The menu has a variety of interesting dishes, including my favourite- the parma ham, honey and fig pizza, with a thin, crisp base and high quality fresh ingredients. Each table has a middle section with chilli oil and basil and rosemary plants so you can customise your dish to your liking. These little touches are great, and contribute to a far superior experience than other generic pizza places. In fact, the pizzas are the best I’ve had in London, and so despite having visited a couple of times I’m still to try the pasta. The desserts are also delicious with rich chocolate cake, tiramisu and cheesecake to temp you. The house wine, at just £11.95 is surprisingly good.


If you are looking for an informal place to meet friends for lunch or dinner, after shopping or at the start of the night, Vapiano is perfect. Great food, a relaxed atmosphere and fantastic value for money; what’s not to like?

Hide Bar

Where: Bermondsey Street, SE1
When: 14/02/12
Website: http://www.thehidebar.com/
Price: £7 – £8 a cocktail

Hide by name, hide by nature – at least that’s what our drinks did for nearly half an hour at this Bermondsey Street cocktail bar.
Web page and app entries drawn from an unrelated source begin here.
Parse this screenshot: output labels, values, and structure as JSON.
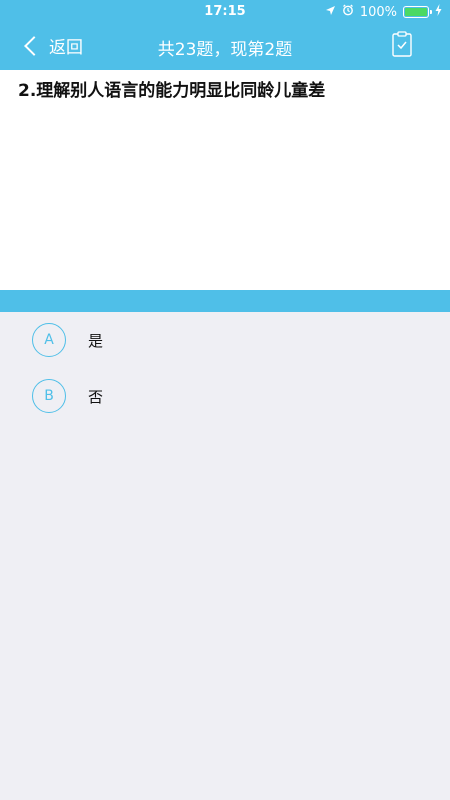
{
  "status_bar": {
    "time": "17:15",
    "battery_percent": "100%",
    "battery_level": 1.0,
    "battery_color": "#4cd964",
    "icons": [
      "location-icon",
      "alarm-icon",
      "charging-icon"
    ]
  },
  "nav": {
    "back_label": "返回",
    "title": "共23题，现第2题",
    "right_icon": "clipboard-check-icon"
  },
  "question": {
    "text": "2.理解别人语言的能力明显比同龄儿童差"
  },
  "options": [
    {
      "letter": "A",
      "text": "是"
    },
    {
      "letter": "B",
      "text": "否"
    }
  ],
  "colors": {
    "accent": "#4fbfe8",
    "background": "#efeff4",
    "panel": "#ffffff"
  }
}
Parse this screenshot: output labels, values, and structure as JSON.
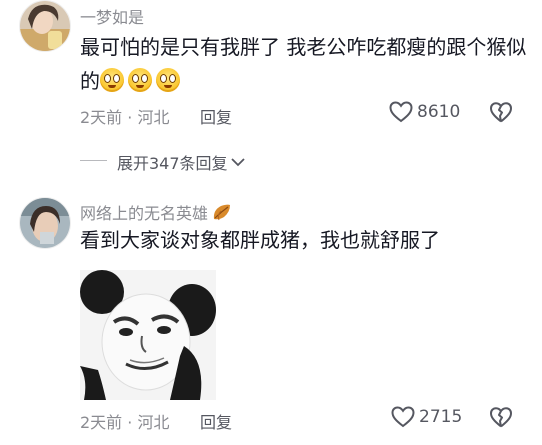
{
  "comments": [
    {
      "username": "一梦如是",
      "text": "最可怕的是只有我胖了 我老公咋吃都瘦的跟个猴似的",
      "meta": "2天前 · 河北",
      "reply_label": "回复",
      "like_count": "8610",
      "emojis": [
        "grinning-face",
        "grinning-face",
        "grinning-face"
      ]
    },
    {
      "username": "网络上的无名英雄",
      "badge": "leaf-icon",
      "text": "看到大家谈对象都胖成猪，我也就舒服了",
      "meta": "2天前 · 河北",
      "reply_label": "回复",
      "like_count": "2715",
      "sticker": "panda-meme-sticker"
    }
  ],
  "expand_replies": "展开347条回复",
  "colors": {
    "primary_text": "#161823",
    "secondary_text": "#8a8b91",
    "action_text": "#555760"
  }
}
Having just moved into the area, Ruth and I were keen to explore “The Street” and took the opportunity to pop round the corner for a cocktail after our Valentine’s meal in.

Upon arrival we were shown to a table towards the butterfly wallpapered back area of the bar. After a few minutes of deliberation, I went up to the bar to order our cocktails. I was asked where I was sitting and told that the drinks would be brought over. Almost fifteen drinkless minutes later, we grabbed a waiter and said our drinks hadn’t arrived yet. He went to look into it. Ten minutes later, still no drinks (or waiter). Ruth went to see what was happening and a few minutes later a third waiter returned to our table to inform us our drink order had been lost and we were asked to order again. No apology – just a matter-of-fact sense of ambivalence towards us.

When the drinks finally arrived, around half an hour after we’d initially ordered them, they came without any kind of regret or apology for the wait. I’d love to say that it was because it was Valentine’s and they were heaving, but the bar wasn’t overly crowded – they must see more people on a Friday night.

The sorry state of the service was a shame because the belated drinks were actually pretty good. I had the Eagle Sling – Eagle Rare single barrel Kentucky Bourbon, Galliano Authentico, orange and lemon zests, stirred and topped with Canada Dry ginger ale. Ruth plumped for the Passionate Englishman – Hendrick’s Gin stirred with passion fruit purée, lemon and sugar. But by that time the shine had been taken off the experience and, rather than try something else from the extensive menu, we went home. On asking for the bill at the bar it came back with someone else’s drinks on, just to compound our sense of their incompetence. We got them removed, settled the bill and left.


Nice drinks, shocking service. Perhaps they were having an off night. We were really excited about having such an extensive menu of cocktails – some of which are Hide originals – a five minute walk from our new front door. With it being so close, we’ll probably try it again and report back. But don’t hold your breath.